Neutering and spaying your household pets is a sound investment in their health and companionship. You are also doing your part to help control the pet population. With the exception of professional breeders equipped to handle the burdens of breeding dogs, owners should get their pets spayed or neutered as soon as their veterinarian recommends.


What Is Spaying and Neutering?
This is the surgical procedure in which the reproductive organs are removed from a female dog (spaying), or the testicles are removed from a male dog (neutering). Although often thought of simply as a way to prevent unplanned litters of puppies, it also has numerous other benefits for dog and owner alike.


Benefits of Spaying and Neutering
In addition to preventing unplanned litters, which can be a burden on owners and communities, this basic procedure can:

· Eliminate the risk of ovarian and uterine cancer in females and testicular cancer in males

· Reduce the risk of mammary gland cancer in females

· Make males less likely to roam, which can lead to lost dogs.

· Make males less aggressive and more affectionate.



There are many misconceptions about spaying and neutering.

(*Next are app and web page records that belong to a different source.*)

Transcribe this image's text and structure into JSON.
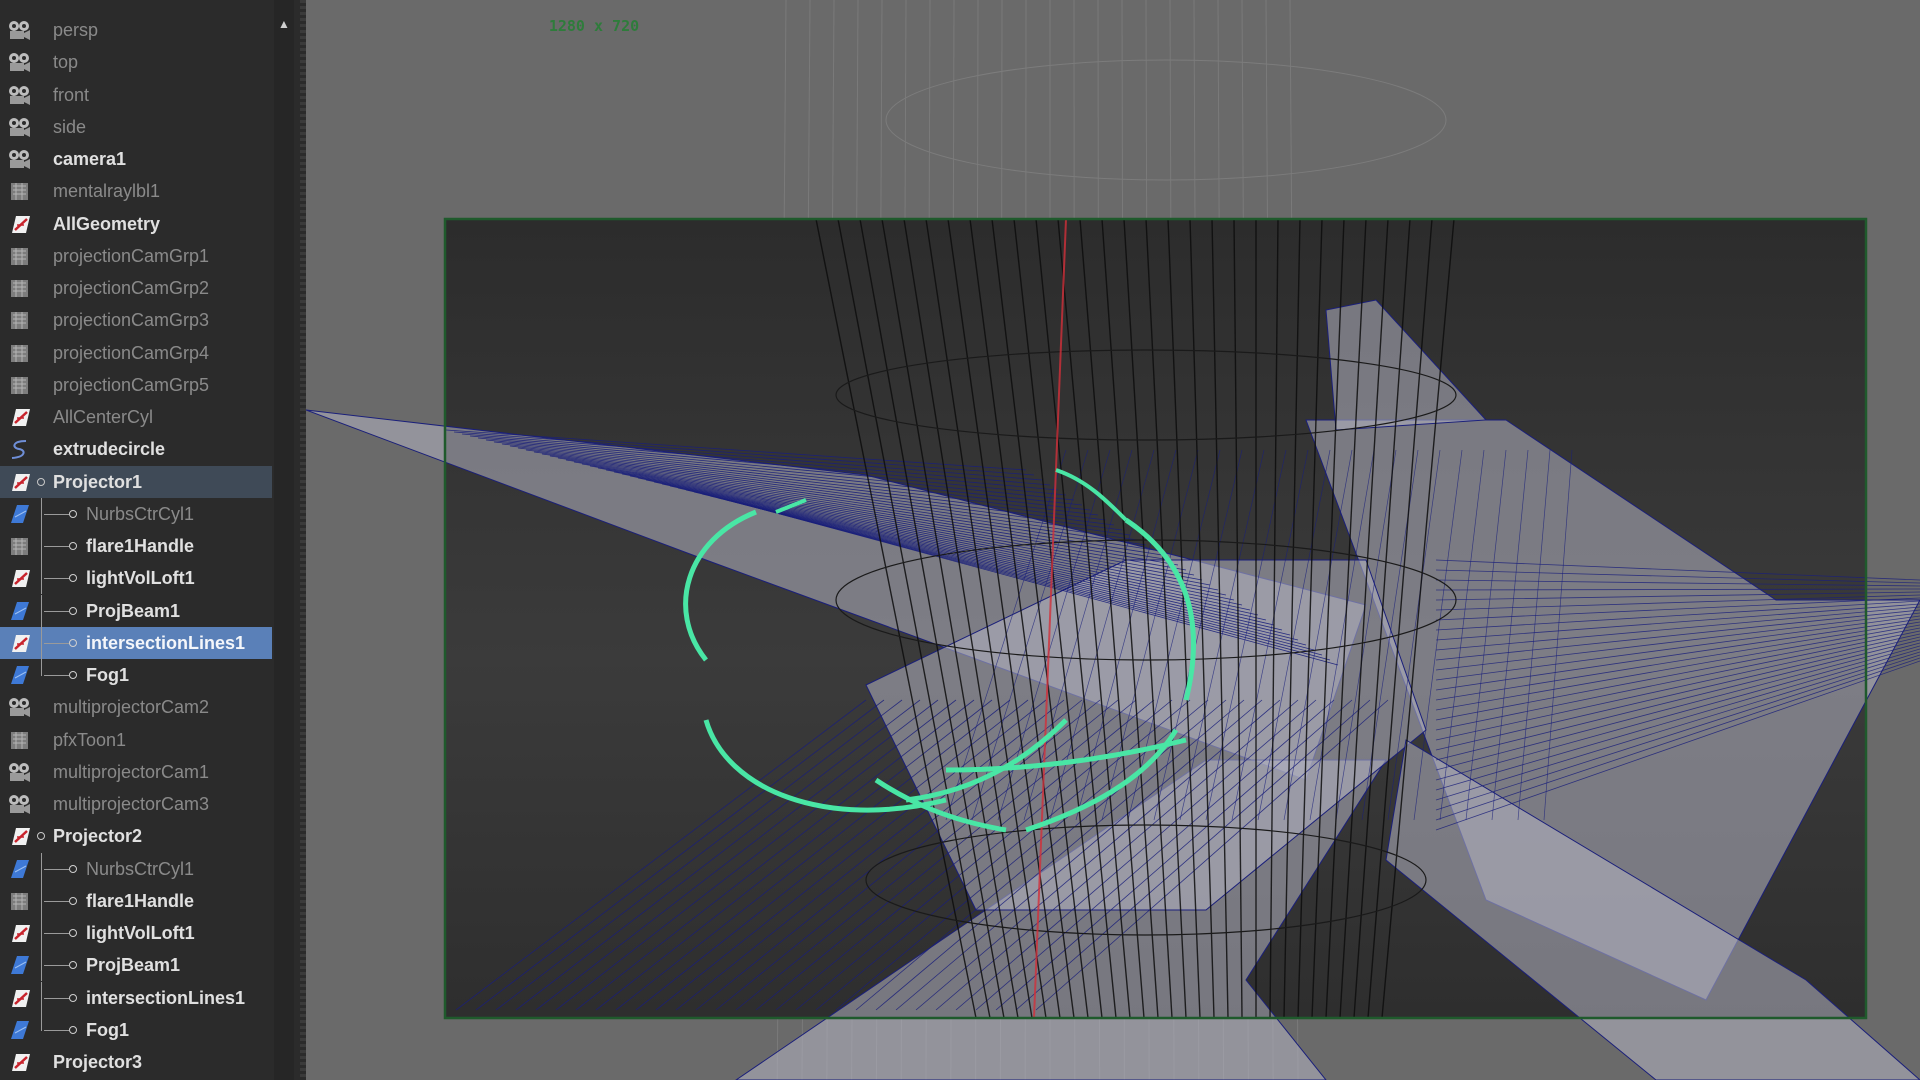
{
  "outliner": {
    "items": [
      {
        "label": "persp",
        "icon": "camera-icon",
        "bold": false
      },
      {
        "label": "top",
        "icon": "camera-icon",
        "bold": false
      },
      {
        "label": "front",
        "icon": "camera-icon",
        "bold": false
      },
      {
        "label": "side",
        "icon": "camera-icon",
        "bold": false
      },
      {
        "label": "camera1",
        "icon": "camera-icon",
        "bold": true
      },
      {
        "label": "mentalraylbl1",
        "icon": "transform-icon",
        "bold": false
      },
      {
        "label": "AllGeometry",
        "icon": "group-icon",
        "bold": true
      },
      {
        "label": "projectionCamGrp1",
        "icon": "transform-icon",
        "bold": false
      },
      {
        "label": "projectionCamGrp2",
        "icon": "transform-icon",
        "bold": false
      },
      {
        "label": "projectionCamGrp3",
        "icon": "transform-icon",
        "bold": false
      },
      {
        "label": "projectionCamGrp4",
        "icon": "transform-icon",
        "bold": false
      },
      {
        "label": "projectionCamGrp5",
        "icon": "transform-icon",
        "bold": false
      },
      {
        "label": "AllCenterCyl",
        "icon": "group-icon",
        "bold": false
      },
      {
        "label": "extrudecircle",
        "icon": "curve-icon",
        "bold": true
      },
      {
        "label": "Projector1",
        "icon": "group-icon",
        "bold": true,
        "expanded": true,
        "state": "parent-of-selected"
      },
      {
        "label": "NurbsCtrCyl1",
        "icon": "nurbs-surface-icon",
        "bold": false,
        "child": true
      },
      {
        "label": "flare1Handle",
        "icon": "transform-icon",
        "bold": true,
        "child": true
      },
      {
        "label": "lightVolLoft1",
        "icon": "group-icon",
        "bold": true,
        "child": true
      },
      {
        "label": "ProjBeam1",
        "icon": "nurbs-surface-icon",
        "bold": true,
        "child": true
      },
      {
        "label": "intersectionLines1",
        "icon": "group-icon",
        "bold": true,
        "child": true,
        "state": "selected"
      },
      {
        "label": "Fog1",
        "icon": "nurbs-surface-icon",
        "bold": true,
        "child": true,
        "last": true
      },
      {
        "label": "multiprojectorCam2",
        "icon": "camera-icon",
        "bold": false
      },
      {
        "label": "pfxToon1",
        "icon": "transform-icon",
        "bold": false
      },
      {
        "label": "multiprojectorCam1",
        "icon": "camera-icon",
        "bold": false
      },
      {
        "label": "multiprojectorCam3",
        "icon": "camera-icon",
        "bold": false
      },
      {
        "label": "Projector2",
        "icon": "group-icon",
        "bold": true,
        "expanded": true
      },
      {
        "label": "NurbsCtrCyl1",
        "icon": "nurbs-surface-icon",
        "bold": false,
        "child": true
      },
      {
        "label": "flare1Handle",
        "icon": "transform-icon",
        "bold": true,
        "child": true
      },
      {
        "label": "lightVolLoft1",
        "icon": "group-icon",
        "bold": true,
        "child": true
      },
      {
        "label": "ProjBeam1",
        "icon": "nurbs-surface-icon",
        "bold": true,
        "child": true
      },
      {
        "label": "intersectionLines1",
        "icon": "group-icon",
        "bold": true,
        "child": true
      },
      {
        "label": "Fog1",
        "icon": "nurbs-surface-icon",
        "bold": true,
        "child": true,
        "last": true
      },
      {
        "label": "Projector3",
        "icon": "group-icon",
        "bold": true
      }
    ]
  },
  "viewport": {
    "resolution_gate": "1280 x 720",
    "colors": {
      "gate_border": "#1f5a2c",
      "wireframe": "#1a1f7a",
      "selected_curve": "#49e6a5",
      "axis": "#d2303a"
    }
  }
}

Some are misconceptions based on the real effects of the procedure, but others have no real basis in proven fact.

Fiction: Female dogs are more content after having a litter, or should have one litter before being spayed.
There is no evidence of this. But waiting to spay can lessen the protective effect that spaying has on your female dog and because spaying reduces the risk of mammary tumors, it is important to spay as soon as your veterinarian suggests.

Fiction: Spaying and neutering makes dogs fat.
Spaying or neutering does NOT make a dog fat. However, the procedure can reduce the amount of energy a dog needs, so should monitor your pets body condition after the procedure and reduce your feeding amount as needed.

Fiction: Spaying or neutering makes dogs lazy and/or changes their personality.
Neutering a male dog can make him less aggressive, but as a rule that is a benefit. In terms of playfulness or activity, these patterns change as a dog gets older whether or not it is spayed or neutered. Don’t mistake maturing for a change in personality.

Fiction: Spaying and neutering are dangerous procedures.
While this is a surgical procedure and carries some small degree of risk, it is also a very common, well-practiced procedure. Your veterinarian can tell you what risks are present. You will almost always find that the benefits greatly outweigh the